  • libffi.
  • The LLVM sources, since we use some header files that are not installed with the LLVM binaries.

A Demonstration

Included in this repository is a demonstration, in trace.cpp. To build it, first edit the top of CMakeLists.txt to point to LLVM's installation prefix and its source directory (you'll need to download the source). These are the lines you need to change:

set(LLVM_PREFIX /usr)
set(LLVM_SRC_DIR ~/llvm-3.3)

Then build the example with the usual CMake dance:

$ cmake .
$ make

You'll then have an executable called trace that works as an LLVM bitcode interpreter. To use it, compile any C file to bitcode. For example, you could make a file called test.c like this:

int main(int argc, char *argv[]) {
    return argc + 1;
}

Compile it to LLVM IR like so:

$ clang -c -emit-llvm test.c -o test.bc

Then get an execution trace by running the interpreter:

$ ./trace test.bc
%1 = alloca i32, align 4
%2 = alloca i32, align 4
%3 = alloca i8**, align 8
store i32 0, i32* %1
store i32 %argc, i32* %2, align 4
store i8** %argv, i8*** %3, align 8
%4 = load i32* %2, align 4
%5 = add nsw i32 %4, 1
ret i32 %5

Awesome!

Extending the Interpreter

If you open up trace.cpp, you'll see that you don't need much code to start extending the interpreter. There's some boilerplate to take the command-line arguments, but the bulk of the interpreter extension goes like this:

class Tracer : public ExtensibleInterpreter {
public:
    Tracer(Module *M) : ExtensibleInterpreter(M) {};
    virtual void execute(llvm::Instruction &I) {
        I.dump();
        ExtensibleInterpreter::execute(I);
    }
};

Namely, you subclass ExtensibleInterpreter and override the execute() method. You probably want to call the superclass' version of that method to actually interpret the instruction, but you don't have to. Here, we just run I.dump() to output a description of each dynamic instruction we see. But you can do whatever you like during runtime, including changing the executed instructions on-the-fly.

To run the interpreter, use the provided interpret() function, which is paramaterized on the interpreter class:

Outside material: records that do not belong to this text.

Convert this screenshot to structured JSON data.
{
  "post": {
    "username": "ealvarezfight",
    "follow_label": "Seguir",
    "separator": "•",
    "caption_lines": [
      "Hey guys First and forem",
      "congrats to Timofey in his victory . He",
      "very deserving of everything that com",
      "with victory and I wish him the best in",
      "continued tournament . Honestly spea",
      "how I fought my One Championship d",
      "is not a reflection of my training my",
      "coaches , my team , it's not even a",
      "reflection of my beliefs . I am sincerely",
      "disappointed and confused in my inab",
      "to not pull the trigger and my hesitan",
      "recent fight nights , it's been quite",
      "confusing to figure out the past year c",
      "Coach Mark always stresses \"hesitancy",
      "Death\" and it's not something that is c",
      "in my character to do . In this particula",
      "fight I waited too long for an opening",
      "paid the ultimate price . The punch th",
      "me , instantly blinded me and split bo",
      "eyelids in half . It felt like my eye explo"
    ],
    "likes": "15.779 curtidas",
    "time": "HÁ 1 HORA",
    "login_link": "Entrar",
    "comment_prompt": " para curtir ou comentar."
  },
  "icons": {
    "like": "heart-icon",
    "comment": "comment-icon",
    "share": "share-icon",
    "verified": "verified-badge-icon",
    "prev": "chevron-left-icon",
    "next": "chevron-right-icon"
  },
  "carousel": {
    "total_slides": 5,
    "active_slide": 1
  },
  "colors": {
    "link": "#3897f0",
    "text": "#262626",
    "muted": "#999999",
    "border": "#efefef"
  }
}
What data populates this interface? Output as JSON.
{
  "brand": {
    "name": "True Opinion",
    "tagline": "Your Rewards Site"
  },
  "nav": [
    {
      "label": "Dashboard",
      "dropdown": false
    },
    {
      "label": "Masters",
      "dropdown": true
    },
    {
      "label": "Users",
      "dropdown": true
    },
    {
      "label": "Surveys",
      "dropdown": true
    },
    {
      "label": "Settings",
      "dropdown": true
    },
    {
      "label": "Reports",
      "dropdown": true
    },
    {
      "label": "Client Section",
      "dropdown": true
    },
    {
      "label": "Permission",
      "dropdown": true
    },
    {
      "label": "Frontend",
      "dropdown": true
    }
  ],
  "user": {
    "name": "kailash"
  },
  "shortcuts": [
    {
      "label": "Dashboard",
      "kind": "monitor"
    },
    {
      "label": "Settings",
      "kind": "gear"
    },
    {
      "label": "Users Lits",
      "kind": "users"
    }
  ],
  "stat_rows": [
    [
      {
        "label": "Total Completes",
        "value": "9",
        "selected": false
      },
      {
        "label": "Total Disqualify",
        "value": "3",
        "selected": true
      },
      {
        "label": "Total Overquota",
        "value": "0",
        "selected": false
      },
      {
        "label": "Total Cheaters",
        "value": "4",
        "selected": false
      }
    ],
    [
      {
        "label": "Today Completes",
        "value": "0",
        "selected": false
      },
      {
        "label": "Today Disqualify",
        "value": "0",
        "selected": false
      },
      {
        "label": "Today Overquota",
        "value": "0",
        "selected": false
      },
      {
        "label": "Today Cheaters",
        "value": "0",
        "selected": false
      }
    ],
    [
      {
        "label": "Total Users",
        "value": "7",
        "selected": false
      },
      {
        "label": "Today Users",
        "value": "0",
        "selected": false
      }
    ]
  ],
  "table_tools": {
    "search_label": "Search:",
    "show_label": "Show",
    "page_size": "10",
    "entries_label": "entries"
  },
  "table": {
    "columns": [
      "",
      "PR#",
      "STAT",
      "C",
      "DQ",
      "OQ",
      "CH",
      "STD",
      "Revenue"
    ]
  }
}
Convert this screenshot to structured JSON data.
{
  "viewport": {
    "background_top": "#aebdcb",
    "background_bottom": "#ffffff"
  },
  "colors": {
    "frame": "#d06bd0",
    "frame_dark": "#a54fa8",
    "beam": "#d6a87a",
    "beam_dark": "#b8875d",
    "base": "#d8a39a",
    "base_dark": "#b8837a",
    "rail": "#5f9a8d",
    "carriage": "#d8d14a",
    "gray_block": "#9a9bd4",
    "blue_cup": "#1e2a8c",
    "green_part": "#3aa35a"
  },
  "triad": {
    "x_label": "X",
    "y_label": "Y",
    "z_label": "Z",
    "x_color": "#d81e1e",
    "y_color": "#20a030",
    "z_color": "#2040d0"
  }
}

interpret<Tracer>(bitcodeFile, commandArgs, envp)

The three arguments are the bitcode file to execute, the command-line arguments (argv), and the environment (envp).

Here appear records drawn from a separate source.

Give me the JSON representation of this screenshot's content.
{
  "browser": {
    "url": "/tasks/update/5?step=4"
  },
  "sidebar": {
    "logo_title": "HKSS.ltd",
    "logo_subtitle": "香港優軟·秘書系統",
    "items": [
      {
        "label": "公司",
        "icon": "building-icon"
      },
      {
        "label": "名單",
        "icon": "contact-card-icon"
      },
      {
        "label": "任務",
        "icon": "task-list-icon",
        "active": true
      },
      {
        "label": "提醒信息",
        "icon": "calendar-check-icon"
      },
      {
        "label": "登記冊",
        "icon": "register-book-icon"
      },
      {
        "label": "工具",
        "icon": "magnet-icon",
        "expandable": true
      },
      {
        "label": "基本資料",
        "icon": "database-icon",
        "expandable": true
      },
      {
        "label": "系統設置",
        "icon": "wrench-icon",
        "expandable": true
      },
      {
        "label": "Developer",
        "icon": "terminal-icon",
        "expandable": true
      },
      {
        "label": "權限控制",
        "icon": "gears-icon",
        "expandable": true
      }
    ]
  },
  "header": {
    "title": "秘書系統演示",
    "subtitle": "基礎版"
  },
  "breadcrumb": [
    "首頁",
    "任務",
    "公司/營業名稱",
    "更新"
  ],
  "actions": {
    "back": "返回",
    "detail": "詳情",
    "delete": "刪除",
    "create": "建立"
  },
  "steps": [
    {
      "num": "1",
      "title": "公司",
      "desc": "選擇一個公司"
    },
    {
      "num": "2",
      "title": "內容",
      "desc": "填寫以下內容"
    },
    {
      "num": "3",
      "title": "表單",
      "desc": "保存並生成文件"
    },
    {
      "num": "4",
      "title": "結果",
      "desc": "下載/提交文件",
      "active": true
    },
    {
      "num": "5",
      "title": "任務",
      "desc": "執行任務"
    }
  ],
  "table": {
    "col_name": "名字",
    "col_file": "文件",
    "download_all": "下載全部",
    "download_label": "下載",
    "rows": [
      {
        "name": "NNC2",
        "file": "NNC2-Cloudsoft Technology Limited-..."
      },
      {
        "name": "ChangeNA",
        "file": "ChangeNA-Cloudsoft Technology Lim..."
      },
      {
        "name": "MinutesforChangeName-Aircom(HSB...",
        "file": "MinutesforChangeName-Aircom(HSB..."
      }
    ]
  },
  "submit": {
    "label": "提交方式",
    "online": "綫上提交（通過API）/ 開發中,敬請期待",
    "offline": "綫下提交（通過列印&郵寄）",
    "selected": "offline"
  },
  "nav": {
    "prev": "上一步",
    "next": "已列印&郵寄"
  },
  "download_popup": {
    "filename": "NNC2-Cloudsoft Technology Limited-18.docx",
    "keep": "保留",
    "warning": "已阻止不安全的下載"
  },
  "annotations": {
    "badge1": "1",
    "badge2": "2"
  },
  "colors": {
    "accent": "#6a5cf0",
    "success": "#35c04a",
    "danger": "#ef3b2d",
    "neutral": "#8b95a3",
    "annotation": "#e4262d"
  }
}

How it Works

To make this work, I wrapped LLVM's Interpreter class in a new class that, via copypasta and other hacks, just passes control instruction-by-instruction to the real interpreter.

I needed access to private members of Interpreter, however, so I had to resort to a terrible, incorrect hack: I copied the definition of that class, made all its members public, and typecast the interpreter pointer to this new class. To access private Interpreter members in your code, just go through the pubInterp pointer. This hack will almost certainly break at some point, as it relies both on undefined compiler behavior and the internal structure of LLVM's classes. I'm sorry about that.

Author

This abomination is by Adrian Sampson. Use it under the terms of the same license as LLVM itself.